Many internet dealers advertise and operate a trading policy, although there is no legal requirement to do so. A clear and effective policy is a mark of good trading practice and offers protection to both seller and buyer.
Some reputable dealers do not yet operate policies and some very bad dealers do: a policy guarantees nothing by itself. The worst kind of dealer only produces a policy when a problem arises after a sale.
Some policies are phrased in an overly legalistic manner: a policy is best written in plain language.
Good dealers take the position that, as a matter of principle, the seller should side with the buyer: it is better to lose the sale than the client. However, sellers should protect themselves from frivolous returns and ‘buyer’s remorse’.
The following example is a model internet policy that can be tailored for use by internet dealers. It can also be used by buyers as a comparison to existing policies.
MODEL POLICY FOR INTERNET DEALERS
A. PRIVACY STATEMENT
It is customary to state that all contact details regarding the buyer will be kept only for purposes of sales records, forwarding of future newsletters and notification of new acquisitions. It is particularly important to state that contact details will not be released to third parties.
B. ITEM DESCRIPTIONS
This section guarantees and underwrites the accuracy of given descriptions and details of items listed on the website, with regard to:
ii. What the item is
iii.

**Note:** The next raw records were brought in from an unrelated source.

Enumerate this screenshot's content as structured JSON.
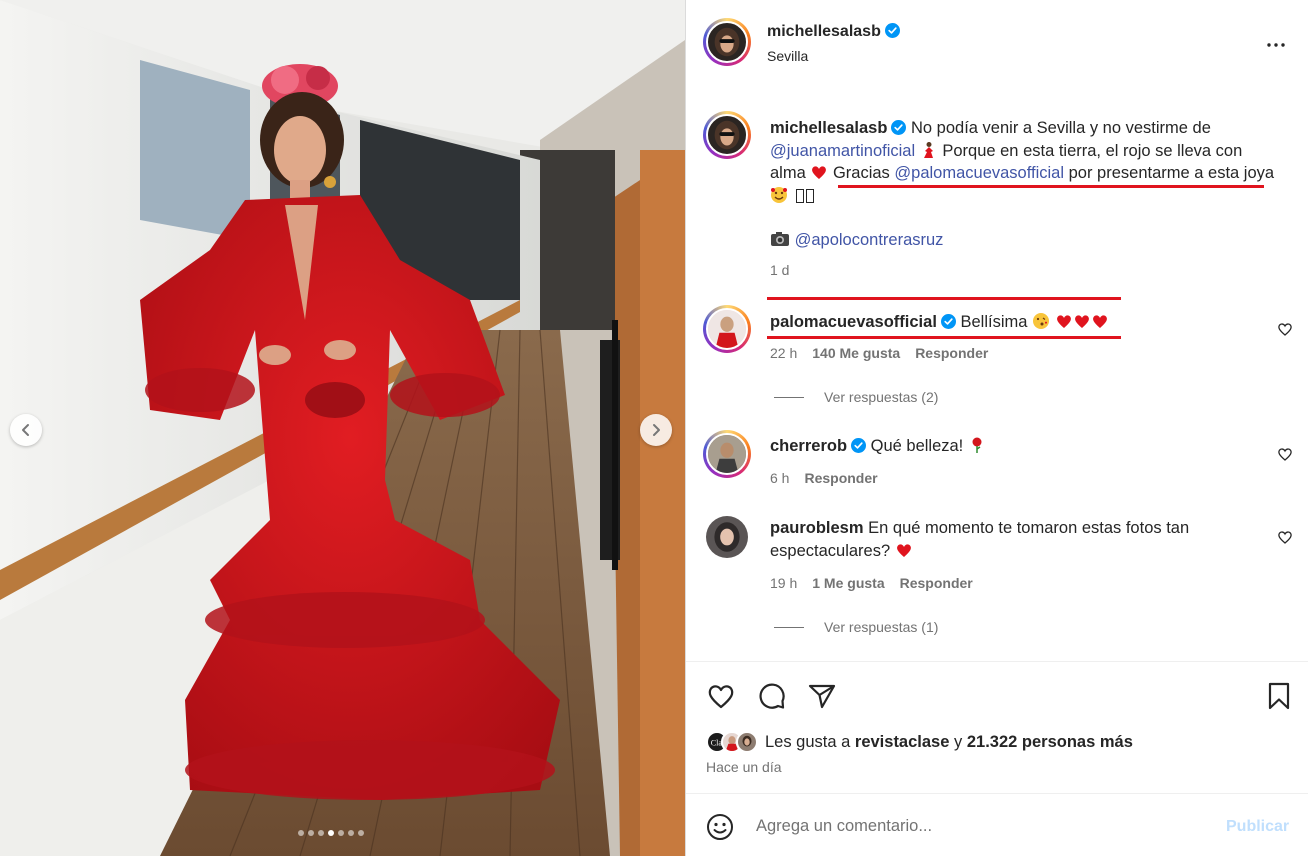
{
  "post": {
    "carousel_dots": 7,
    "active_dot": 3,
    "author": {
      "username": "michellesalasb",
      "location": "Sevilla",
      "verified": true
    },
    "caption": {
      "text1": "No podía venir a Sevilla y no vestirme de",
      "mention1": "@juanamartinoficial",
      "text2": "Porque en esta tierra, el rojo se lleva con alma",
      "text3": "Gracias",
      "mention2": "@palomacuevasofficial",
      "text4": "por presentarme a esta joya",
      "credit_mention": "@apolocontrerasruz",
      "time": "1 d"
    },
    "comments": [
      {
        "username": "palomacuevasofficial",
        "verified": true,
        "text": "Bellísima",
        "time": "22 h",
        "likes": "140 Me gusta",
        "reply": "Responder",
        "view_replies": "Ver respuestas (2)"
      },
      {
        "username": "cherrerob",
        "verified": true,
        "text": "Qué belleza!",
        "time": "6 h",
        "reply": "Responder"
      },
      {
        "username": "paurobles m",
        "username_display": "pauroblesm",
        "verified": false,
        "text": "En qué momento te tomaron estas fotos tan espectaculares?",
        "time": "19 h",
        "likes": "1 Me gusta",
        "reply": "Responder",
        "view_replies": "Ver respuestas (1)"
      }
    ],
    "likes": {
      "prefix": "Les gusta a",
      "user": "revistaclase",
      "connector": "y",
      "others": "21.322 personas más"
    },
    "time_ago": "Hace un día",
    "comment_box": {
      "placeholder": "Agrega un comentario...",
      "publish_label": "Publicar"
    },
    "colors": {
      "mention": "#4155a6",
      "annotation_red": "#e0141e",
      "verified_blue": "#0095f6",
      "dress_red": "#d3161c"
    }
  }
}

Where the item is from/what culture
iv. Estimated age/period
v. Condition, including existing repairs
Exceptions to any of the above should be clearly stated next to the individual item.
C. CONDITIONS OF
i. Payment, ie full payment to be received before delivery or transfer of title
ii. Shipping, ie costs to be agreed prior to sale
iii. Shipping costs to be payable by the buyer unless otherwise agreed
iv. Packing costs to be payable by the seller unless otherwise agreed
iv. Local taxes and duties to be the responsibility of the buyer
iv. Available payment options
D. WRITTEN INVOICE
An invoice should include the item’s price, shipping costs and all relevant descriptions, guarantees and provenance as listed in B.
E. EXAMINATION PERIOD
This section should specify:
i. The length of the period from receipt of goods, ie 7 days
ii. That the sale becomes final at the expiry of the examination period
F. RETURNS CRITERIA DURING EXAMINATION PERIOD
This section should specify acceptable reasons for the buyer to request a return:
i. Damage to item in shipping
ii. Legitimate concerns about restoration
iv. Questions of authenticity
v. Aesthetic objections
vi. Any other reason thought acceptable by the buyer.
G. RETURNS PROCEDURE DURING EXAMINATION PERIOD
This section should state that:
i. The buyer must contact seller in the first instance, stating their objection
ii. The seller is allowed to offer due cause and reason
iii. Should a return be agreed, the item it must be suitably packed and arrive in
the same condition
iii. The buyer pays for shipping
iv. The seller refunds purchase price – minus shipping - after receipt and
examination of the item.
H. RETURNS CRITERIA OUTSIDE OF EXAMINATION PERIOD
This section should specify acceptable reasons for return:
i. Arising issues of authenticity
ii. Arising issues of condition
iii. Arising issues of restoration
iv. Arising issues of misidentification
i. Seller and buyer agree to time limit to resolve dispute
ii. Seller and buyer each provide documentation from at least two sources, which
should be agreed beforehand, eg:
a. Written report by museum curator
b. Written report by auction house specialist
c. Written report by conservator/restorer
d. Written report by dealer specialist
e. Written report by other agreed authority
iii. Seller and buyer agree to arbitration with one or more of the above specialists
iv. If no resolution can be found through non-legal means, seller and buyer have
the right to proceed with standard legal remedies